I shook my head, growled in anger and kicked the ground in frustration. My foot just happened to catch the outer lip of where the hardwood section began. The hardwood plated that I kicked jumped out just a bit and shifted in place, revealing a bit of the bare concrete underneath.
But it was just enough for me to see the blood.
“Oh shit, look at this,” I said, pointing the flashlight at the freshly revealed concrete spot. It wasn’t much blood, just a tiny splotch, and it looked long dry.
“Blood?” Matt asked, with a gulp.
“I mean, I’m not a dried blood splotch expert but it certainly looks like it. Here, help me out.”
I set the flashlight down and started to lift the hardwood plate. Matt followed, came down down next to me and helped me lift it up off the floor. We set it to the side and I picked the flashlight back up to examine the concrete section we had unearthed.
The tiny blood splotch led to a thin trail of dried blood that led straight ahead underneath the next hardwood plate. We lifted that one as well, which revealed the blood trail snakeing to the right, directly underneath the adjacent hardwood plate. We uncovered that one and saw the blood trail, no noticeable thicker, weaving back toward the plated ahead of it. Another plate removed, another look at the ghastly blood trail leading straight ahead. It had thickened still, to about the width of my leg. We picked up the next hardwood plate and saw the trail disappear beneath a tattered pile of newspapers, wrinkled and torn with a large message scrawled on top of it, also in blood:
DON’T. TURN BACK. DON’T MAKE THE SAME MISTAKE I DID.
“Uhh,” I began, “I’m not one to ignore warnings written in blood, but this just seems like one of those adventurous kind of nights.”
I leaned down and tore the newspaper off the floor, revealing a spider webbed network of cracked concrete.

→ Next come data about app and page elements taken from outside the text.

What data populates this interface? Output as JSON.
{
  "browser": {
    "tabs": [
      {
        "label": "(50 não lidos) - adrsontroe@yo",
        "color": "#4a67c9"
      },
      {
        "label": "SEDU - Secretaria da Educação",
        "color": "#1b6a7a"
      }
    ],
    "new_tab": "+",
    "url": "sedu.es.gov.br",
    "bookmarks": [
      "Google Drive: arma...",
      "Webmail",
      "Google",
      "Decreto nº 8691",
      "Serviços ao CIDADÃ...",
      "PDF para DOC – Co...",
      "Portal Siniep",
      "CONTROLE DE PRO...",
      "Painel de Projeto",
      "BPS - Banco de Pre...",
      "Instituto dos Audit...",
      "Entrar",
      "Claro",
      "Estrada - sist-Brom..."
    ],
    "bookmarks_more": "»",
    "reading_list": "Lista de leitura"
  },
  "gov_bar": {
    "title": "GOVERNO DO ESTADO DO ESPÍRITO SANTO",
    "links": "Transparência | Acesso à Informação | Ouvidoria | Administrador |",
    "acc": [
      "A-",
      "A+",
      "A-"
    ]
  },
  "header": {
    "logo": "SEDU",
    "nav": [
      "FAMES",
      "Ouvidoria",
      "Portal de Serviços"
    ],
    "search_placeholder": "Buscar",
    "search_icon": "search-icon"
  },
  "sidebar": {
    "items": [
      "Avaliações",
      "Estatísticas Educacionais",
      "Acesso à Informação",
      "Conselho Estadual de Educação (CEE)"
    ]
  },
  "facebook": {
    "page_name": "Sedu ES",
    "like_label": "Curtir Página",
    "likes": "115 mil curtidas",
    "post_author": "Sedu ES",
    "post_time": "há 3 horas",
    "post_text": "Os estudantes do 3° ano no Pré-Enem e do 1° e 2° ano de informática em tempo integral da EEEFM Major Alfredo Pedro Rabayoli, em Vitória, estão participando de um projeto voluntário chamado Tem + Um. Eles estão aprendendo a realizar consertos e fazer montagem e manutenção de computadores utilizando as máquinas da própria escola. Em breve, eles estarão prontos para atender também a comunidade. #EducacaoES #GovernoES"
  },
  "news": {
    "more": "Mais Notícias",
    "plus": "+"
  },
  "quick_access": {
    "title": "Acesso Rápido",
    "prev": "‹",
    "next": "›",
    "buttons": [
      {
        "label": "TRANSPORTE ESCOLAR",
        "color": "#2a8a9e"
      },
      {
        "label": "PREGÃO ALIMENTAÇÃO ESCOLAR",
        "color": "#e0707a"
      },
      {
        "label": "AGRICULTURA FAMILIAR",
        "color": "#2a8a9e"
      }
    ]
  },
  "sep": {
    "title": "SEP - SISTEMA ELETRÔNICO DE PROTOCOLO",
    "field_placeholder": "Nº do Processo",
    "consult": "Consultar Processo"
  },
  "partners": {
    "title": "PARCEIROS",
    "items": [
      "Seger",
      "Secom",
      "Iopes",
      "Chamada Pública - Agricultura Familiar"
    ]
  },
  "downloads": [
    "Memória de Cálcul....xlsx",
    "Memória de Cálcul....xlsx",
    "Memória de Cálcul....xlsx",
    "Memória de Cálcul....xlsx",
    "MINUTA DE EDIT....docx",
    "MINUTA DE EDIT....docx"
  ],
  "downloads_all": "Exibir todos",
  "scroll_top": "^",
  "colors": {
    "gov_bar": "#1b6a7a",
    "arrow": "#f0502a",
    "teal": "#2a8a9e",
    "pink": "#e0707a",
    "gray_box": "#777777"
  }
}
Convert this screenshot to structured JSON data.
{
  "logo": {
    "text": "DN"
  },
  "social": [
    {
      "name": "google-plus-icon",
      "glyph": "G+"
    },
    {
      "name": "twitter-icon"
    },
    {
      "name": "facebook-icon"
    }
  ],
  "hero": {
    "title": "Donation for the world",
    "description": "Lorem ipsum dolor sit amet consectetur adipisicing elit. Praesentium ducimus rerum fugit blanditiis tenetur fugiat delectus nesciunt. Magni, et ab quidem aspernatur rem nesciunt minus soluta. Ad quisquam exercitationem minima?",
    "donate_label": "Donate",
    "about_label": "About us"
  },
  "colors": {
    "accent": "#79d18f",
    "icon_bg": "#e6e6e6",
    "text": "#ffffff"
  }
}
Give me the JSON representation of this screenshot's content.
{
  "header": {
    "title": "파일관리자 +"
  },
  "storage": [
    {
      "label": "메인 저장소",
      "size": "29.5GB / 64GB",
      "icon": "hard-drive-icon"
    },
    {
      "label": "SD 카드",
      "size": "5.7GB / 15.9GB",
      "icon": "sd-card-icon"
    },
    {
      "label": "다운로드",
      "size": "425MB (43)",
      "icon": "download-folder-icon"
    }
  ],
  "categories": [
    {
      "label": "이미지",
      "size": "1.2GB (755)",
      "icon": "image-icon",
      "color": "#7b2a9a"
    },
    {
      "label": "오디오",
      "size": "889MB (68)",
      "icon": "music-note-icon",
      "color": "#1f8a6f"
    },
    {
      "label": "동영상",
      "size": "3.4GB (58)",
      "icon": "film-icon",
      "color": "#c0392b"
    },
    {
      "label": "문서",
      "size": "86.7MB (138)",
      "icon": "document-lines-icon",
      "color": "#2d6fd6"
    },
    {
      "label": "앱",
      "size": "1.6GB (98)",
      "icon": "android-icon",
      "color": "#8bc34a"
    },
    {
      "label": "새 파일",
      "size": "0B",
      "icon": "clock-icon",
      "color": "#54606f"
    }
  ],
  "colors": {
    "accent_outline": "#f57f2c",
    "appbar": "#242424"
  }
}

It looked like the concrete had been broken into shards and hastily put back together like a jigsaw puzzle.
I started to pick up one of the shattered concrete pieces when Matt grabbed my arm and stopped me.
“Is this a good idea?” he asked.
“We came this far,” I said, “and do you really think I busted my ass lifting those hardwood tiles to not see what’s underneath this? You think I did that to burn calories? This may hold the key to finding out why Sackface is here and how to get rid of him.”
“This is getting’ good,” Wyatt said sincerely, like an old grandmother suddenly becoming engrossed in her soap opera.
Matt shrugged and released my arm. I picked up a shard of concrete, and another, and the support for the others disappeared, causing the latticed slab of concrete to break apart into the hole that was hiding beneath it.
A cloud of dust rose, which I waved away. I shone the light down into the hole and saw a large black book.
“What the fuck?” I whispered.
“A book?” Matt said incredulously, “all this for a book? You realize there is a Barnes and Noble, like, ten minutes away.”
“I doubt it’s a Dan Brown novel that got misplaced. Who knows what kind of weird book that is.”
As I looked down into the hole, I felt a strange magnetic pull to the book, as if it had its own orbit that I longed to be apart of. I shivered as the urged quickly passed and I took a slight step back, afraid to even touch the thing. It gave me the creeps.
I still kept the light trained on it, however, as we stood in awkward silence, each person waiting for the other to make a move.
“So. You going to grab it,” Matt said, flatly.
“Me?” I spat back, “I’m holding the light!”
“Well, we can switch.”
“I’m not touching it.”
“You’re the one who’s interested in it! Now you’re just chickening out!”
“Oh, you both are more yellow than a canary dressed in a banana peel,” Wyatt said, “let ol’ Wyatt Doone handle it again.”
Wyatt pushed through us and grabbed the book from the hole.
That’s when there was a huge crash at the gym doors and a great, bellowing moan that may or may not have been from everyone’s favorite undead axe murderer, Sackface.